Take, for example, Buffett's early partnerships. He ran them from his house for many years. Save the annual audit he opted to do for his investors, the cost to run the Buffett partnerships was little more than the cost of the transactions and Buffett's performance fee.
Aren't Hedge Funds Aggressive?
The term "hedge fund" is actually a gross misnomer. Today, any unregistered mutual fund is termed a "hedge" fund; but, a hedge fund does not have to be aggressive. In fact, I can start a hedge fund tomorrow and invest entirely in US treasuries; or, I can invest entirely in GM...on margin.
Hedge funds are getting beat up in today's news, many for good reason. But, not all hedge funds are aggressive, super-short, kill-the-markets funds.
The "Buffett" Hedge Fund Versus Today's Hedge Fund
Today's hedge fund typically charges a 2/20 fee—2% a year management fee and 20% of the profits above a certain level. Interestingly enough, I had a conversation with a hedge fund manager last week. I learned that many funds pay all of their bills, salaries, and bonuses off the 2% management fee. The 20% performance fee is merely gravy; so, there is no real incentive to perform short of keeping your investors.
Buffett went a different route.
In his early partnerships, Buffett decided to charge a 0/25 fee—no management fee, and 25% of profits above a certain level. (He had a few variations of this based on the certain level; but, he never charged a management fee. He was performance-only.)
For Buffett to pay his bills, pay salaries to his staff, or pay bonuses, his investors had to earn money. If they didn't make money, Buffett had to foot the bill out of his own savings. It was one heck of an incentive to protect and perform.
Putting His Money Where His Mouth Was
If you agreed with Buffett's investment philosophy, you'd be nuts not to invest with him. Buffett was offering a sweet deal: As an investor, you wouldn't pay Buffett a dime unless you were earning more than 6% on an annualized basis (the "hurdle rate"). Beyond that, you would split each dollar of profits: $0.75 for you, $0.25 for Buffett.

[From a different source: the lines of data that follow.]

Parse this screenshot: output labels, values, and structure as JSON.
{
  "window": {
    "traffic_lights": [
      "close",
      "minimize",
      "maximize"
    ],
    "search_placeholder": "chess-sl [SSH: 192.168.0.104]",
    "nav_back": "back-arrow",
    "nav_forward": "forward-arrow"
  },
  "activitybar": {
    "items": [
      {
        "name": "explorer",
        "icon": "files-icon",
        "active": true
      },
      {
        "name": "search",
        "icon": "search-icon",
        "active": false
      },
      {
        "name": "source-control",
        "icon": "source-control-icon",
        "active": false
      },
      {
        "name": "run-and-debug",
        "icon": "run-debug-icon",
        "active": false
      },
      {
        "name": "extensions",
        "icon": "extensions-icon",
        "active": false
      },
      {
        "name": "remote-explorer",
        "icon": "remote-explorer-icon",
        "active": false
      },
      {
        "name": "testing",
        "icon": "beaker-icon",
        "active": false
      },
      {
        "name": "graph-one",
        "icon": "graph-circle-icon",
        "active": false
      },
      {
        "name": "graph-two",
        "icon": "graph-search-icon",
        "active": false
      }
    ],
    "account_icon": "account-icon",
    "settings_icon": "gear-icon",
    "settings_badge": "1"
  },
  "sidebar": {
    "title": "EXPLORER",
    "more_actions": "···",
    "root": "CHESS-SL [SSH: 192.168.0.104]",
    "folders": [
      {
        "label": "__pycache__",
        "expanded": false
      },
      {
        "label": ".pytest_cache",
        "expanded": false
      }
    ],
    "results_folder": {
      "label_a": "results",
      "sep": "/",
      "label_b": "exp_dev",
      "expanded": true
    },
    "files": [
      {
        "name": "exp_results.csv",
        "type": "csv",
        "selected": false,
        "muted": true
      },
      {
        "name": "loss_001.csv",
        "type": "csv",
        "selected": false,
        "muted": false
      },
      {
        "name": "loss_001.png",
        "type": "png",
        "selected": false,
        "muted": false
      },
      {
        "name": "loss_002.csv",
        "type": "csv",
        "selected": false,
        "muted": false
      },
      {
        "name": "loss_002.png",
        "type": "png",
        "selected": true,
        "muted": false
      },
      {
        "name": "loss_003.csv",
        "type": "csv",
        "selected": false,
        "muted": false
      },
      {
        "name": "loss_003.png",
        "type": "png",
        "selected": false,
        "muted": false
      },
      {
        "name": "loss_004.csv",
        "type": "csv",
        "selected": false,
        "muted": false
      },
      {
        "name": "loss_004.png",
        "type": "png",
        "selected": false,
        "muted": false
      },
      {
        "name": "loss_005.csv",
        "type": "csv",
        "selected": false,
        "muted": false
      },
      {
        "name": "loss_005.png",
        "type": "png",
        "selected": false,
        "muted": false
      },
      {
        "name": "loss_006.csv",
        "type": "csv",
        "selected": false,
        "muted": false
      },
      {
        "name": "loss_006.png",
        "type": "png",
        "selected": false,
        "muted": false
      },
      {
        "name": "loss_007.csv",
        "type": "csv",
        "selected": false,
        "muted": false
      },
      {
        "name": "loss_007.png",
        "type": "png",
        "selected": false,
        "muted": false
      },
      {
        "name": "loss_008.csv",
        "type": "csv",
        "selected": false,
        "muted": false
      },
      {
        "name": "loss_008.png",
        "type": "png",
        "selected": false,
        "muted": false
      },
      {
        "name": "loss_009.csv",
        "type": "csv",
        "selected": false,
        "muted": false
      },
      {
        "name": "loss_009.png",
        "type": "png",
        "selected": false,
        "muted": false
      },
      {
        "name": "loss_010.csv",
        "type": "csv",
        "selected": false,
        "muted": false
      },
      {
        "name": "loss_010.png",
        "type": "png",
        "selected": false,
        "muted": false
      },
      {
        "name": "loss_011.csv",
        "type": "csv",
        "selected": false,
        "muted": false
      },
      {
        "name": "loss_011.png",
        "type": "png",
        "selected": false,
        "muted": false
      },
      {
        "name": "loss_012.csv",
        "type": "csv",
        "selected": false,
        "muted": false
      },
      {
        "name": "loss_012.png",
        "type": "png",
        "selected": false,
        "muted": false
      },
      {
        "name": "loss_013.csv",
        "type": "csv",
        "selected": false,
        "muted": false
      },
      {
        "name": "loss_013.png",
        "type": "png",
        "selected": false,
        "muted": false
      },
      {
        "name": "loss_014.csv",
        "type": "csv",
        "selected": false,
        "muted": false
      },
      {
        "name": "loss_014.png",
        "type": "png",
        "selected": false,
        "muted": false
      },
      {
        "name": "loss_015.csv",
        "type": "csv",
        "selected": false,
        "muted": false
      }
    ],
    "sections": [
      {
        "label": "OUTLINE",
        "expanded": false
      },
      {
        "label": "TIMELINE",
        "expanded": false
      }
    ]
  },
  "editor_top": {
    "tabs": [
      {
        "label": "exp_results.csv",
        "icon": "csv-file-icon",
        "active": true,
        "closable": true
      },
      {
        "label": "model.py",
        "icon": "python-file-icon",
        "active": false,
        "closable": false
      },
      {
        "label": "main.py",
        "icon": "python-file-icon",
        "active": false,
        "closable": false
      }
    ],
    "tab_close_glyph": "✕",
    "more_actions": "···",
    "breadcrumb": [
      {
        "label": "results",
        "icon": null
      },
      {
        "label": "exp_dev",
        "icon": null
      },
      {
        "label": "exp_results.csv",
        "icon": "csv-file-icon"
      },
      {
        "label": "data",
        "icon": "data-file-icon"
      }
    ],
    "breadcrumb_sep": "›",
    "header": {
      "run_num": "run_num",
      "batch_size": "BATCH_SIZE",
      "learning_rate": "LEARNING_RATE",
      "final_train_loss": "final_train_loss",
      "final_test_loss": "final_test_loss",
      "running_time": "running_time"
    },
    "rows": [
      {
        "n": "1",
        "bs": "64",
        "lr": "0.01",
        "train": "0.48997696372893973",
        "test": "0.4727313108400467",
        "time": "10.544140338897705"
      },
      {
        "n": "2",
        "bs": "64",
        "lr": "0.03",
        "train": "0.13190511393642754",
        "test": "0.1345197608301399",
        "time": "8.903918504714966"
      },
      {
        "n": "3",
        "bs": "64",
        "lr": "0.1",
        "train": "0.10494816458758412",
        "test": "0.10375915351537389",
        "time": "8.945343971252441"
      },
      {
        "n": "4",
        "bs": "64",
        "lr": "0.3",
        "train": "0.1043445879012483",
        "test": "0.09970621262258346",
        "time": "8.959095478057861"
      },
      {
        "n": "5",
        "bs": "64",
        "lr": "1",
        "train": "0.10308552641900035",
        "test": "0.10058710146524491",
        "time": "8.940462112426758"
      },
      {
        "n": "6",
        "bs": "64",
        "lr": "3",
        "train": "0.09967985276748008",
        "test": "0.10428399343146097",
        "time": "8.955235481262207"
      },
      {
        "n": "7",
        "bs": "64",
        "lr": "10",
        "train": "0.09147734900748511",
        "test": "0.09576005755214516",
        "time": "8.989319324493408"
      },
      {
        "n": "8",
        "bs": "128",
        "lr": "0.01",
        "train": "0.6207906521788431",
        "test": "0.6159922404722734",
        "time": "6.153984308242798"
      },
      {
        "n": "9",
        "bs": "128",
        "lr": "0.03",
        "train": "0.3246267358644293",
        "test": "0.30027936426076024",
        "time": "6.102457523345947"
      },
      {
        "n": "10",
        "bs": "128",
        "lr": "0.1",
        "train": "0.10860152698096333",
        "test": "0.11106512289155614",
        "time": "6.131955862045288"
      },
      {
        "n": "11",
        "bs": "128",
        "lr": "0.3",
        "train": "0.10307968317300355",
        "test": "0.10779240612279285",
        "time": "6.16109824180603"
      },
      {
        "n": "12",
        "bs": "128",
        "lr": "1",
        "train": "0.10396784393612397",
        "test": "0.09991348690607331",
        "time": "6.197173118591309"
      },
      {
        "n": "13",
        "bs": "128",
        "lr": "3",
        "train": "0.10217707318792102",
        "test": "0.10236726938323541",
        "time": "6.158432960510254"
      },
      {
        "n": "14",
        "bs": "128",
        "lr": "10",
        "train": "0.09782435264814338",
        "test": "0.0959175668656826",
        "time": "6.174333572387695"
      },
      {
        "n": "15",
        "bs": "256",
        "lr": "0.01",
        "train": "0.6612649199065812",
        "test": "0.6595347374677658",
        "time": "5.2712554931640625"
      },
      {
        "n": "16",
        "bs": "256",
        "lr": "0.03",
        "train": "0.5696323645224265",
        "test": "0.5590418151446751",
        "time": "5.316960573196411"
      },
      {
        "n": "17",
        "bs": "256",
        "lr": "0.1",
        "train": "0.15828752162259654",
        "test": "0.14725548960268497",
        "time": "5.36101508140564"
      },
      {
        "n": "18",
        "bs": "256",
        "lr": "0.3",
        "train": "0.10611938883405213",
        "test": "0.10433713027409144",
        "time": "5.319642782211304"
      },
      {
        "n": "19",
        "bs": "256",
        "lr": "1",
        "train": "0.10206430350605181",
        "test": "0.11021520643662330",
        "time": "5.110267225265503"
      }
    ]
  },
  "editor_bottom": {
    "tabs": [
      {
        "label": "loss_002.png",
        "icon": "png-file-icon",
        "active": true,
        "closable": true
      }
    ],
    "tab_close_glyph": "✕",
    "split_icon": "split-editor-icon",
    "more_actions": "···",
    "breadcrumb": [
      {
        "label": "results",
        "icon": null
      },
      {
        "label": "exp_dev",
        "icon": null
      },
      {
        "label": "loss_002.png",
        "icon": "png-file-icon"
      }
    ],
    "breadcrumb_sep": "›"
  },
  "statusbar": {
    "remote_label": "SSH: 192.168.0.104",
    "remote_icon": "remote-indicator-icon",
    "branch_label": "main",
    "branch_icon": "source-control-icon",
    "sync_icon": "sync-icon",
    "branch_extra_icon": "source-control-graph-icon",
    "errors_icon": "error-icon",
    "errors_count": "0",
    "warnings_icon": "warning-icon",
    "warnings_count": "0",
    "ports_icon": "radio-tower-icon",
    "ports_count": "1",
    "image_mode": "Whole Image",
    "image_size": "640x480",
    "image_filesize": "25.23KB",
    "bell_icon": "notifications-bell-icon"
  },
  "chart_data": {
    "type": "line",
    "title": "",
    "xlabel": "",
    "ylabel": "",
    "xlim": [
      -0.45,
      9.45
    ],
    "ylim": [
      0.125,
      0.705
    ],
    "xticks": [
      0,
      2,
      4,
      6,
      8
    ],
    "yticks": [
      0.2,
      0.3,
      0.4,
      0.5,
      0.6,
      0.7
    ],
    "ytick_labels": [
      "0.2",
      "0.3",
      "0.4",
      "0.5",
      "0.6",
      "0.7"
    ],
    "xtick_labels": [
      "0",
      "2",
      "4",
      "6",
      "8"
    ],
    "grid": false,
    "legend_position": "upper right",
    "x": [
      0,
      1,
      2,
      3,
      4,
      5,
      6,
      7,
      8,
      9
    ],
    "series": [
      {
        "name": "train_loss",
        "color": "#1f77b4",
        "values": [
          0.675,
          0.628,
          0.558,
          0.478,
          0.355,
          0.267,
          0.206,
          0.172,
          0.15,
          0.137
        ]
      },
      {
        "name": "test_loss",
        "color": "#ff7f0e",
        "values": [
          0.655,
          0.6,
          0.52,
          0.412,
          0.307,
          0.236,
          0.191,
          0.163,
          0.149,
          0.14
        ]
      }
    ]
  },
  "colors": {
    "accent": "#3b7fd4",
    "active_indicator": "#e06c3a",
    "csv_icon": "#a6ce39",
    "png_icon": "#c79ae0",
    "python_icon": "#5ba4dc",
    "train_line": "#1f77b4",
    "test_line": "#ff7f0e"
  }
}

So, if you earned 5% or if you lost 10%, Buffett made nothing. If you earned 8%, Buffett made 0.5% and you took home 7.5%. If you earned 30%, you took home 24% and Buffett took home 6%. Not to Pick on American funds, but the Investment
Company of America is one of the largest mutual funds around. Over the past ten years, The Investment Company of America has returned, on average, 3.10% to investors—less if they paid a commission to buy it. From where it stood on October 31, 2008 and if Buffett were at the helm, it would have to grow 32% immediately before Buffett could even think about earning money.
But, the ICA is not an Early Buffett Partnership; so, the investment manager will take home about $140 million this year. American Funds will collect $200 to $300 million in distribution fees, plus another $50 million or so for postage, reports, "administrative" services and the likes.
The Hurdle, the Fee and the High Water Mark
No...it's not the bedtime story I tell my kids. Buffett's early partnerships had three components you should be aware of if you are looking for a hedge fund or thinking of starting your own:
- Fees. Buffett charged no management fee, just a performance fee based on profits. It was a 0/25 hedge fund.
- Hurdle Rate. Before Buffett could earn his performance fee, investors had to earn more than 6% for the year.
- High Water Mark. If investors were not earning 6% annualized, Buffett couldn't charge a performance fee no matter how stellar a particular year was. Example: If Buffett lost 50% his first year, and then gained 80% his second, investors would have an annualized return of (5%). Even though his second year was stellar, Buffett could not charge a performance fee because his investors would have earned less than 6% annualized.